Macquarie Watchtower, La Perouse


Randwick & District Historical Society Inc.
R&DHS Logo


Macquarie Watchtower

Watchtower, Feb 2010 prior to refurbishment

Macquarie Watchtower Restoration

Watchtower in Aug 2010 surrounded by scaffolding during refurbishment


Introduction
Macquarie Watchtower, also known as the Barrack Tower, was probably built around 1821 or 1822. It is Randwick City's oldest building and an important heritage site.

Although it is often referred to using Governor Lachlan Macquarie's name, no documentary evidence has been discovered that positively identifies when and why the Tower was built. Macquarie did not claim it as one of his building works.

It was originally staffed by a few soldiers who were tasked to be on a lookout for problems in what was in the 1820s an isolated back door to the Colony.

Patrick Lally was made Watchman in 1827. When the Tower became a Customs post David Goodsir was appointed Coast Watcher, the first in a series of officials charged with undertaking Customs Duties. Coast Watchers also had to help capture escaped convicts, keep local order and rescue distressed seamen.

The octagonal tower was altered over the decades. In 1864 a conically shaped roof was added as well additions attached to the Tower by skillion roofs. A fire in October 1957 destroyed the additions and parts of the Tower. The La Perouse Monuments Trust, then in charge of the building, cleared away rubble and "restored" the Tower to what was then thought to be the original 1820s shape. It is likely that the crenulations that were added were more numerous and solid than the original.

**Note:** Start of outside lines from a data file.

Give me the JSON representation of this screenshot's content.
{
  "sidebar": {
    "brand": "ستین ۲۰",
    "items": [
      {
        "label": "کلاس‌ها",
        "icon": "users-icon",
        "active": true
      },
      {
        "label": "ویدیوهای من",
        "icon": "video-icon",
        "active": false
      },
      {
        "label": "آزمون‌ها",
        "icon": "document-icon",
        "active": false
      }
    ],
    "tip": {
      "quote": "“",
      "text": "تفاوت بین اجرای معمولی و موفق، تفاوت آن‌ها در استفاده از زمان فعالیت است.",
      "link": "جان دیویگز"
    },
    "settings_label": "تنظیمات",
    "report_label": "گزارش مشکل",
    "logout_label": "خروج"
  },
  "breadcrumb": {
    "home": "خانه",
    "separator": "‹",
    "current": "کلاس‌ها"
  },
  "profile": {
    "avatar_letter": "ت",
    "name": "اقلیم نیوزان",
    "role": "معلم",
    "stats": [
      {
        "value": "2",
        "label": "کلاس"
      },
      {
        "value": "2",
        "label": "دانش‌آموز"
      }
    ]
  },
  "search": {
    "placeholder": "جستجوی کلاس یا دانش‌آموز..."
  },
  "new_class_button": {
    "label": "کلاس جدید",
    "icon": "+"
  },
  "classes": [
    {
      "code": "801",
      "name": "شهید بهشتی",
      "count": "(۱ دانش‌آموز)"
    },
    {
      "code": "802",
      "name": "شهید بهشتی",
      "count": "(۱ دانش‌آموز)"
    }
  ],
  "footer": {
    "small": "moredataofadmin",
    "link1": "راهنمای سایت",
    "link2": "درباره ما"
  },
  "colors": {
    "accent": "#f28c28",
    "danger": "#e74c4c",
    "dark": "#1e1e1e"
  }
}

The National Parks and Wildlife Service commissioned a major restoration project in 2010. See Chronology for more history of the Tower.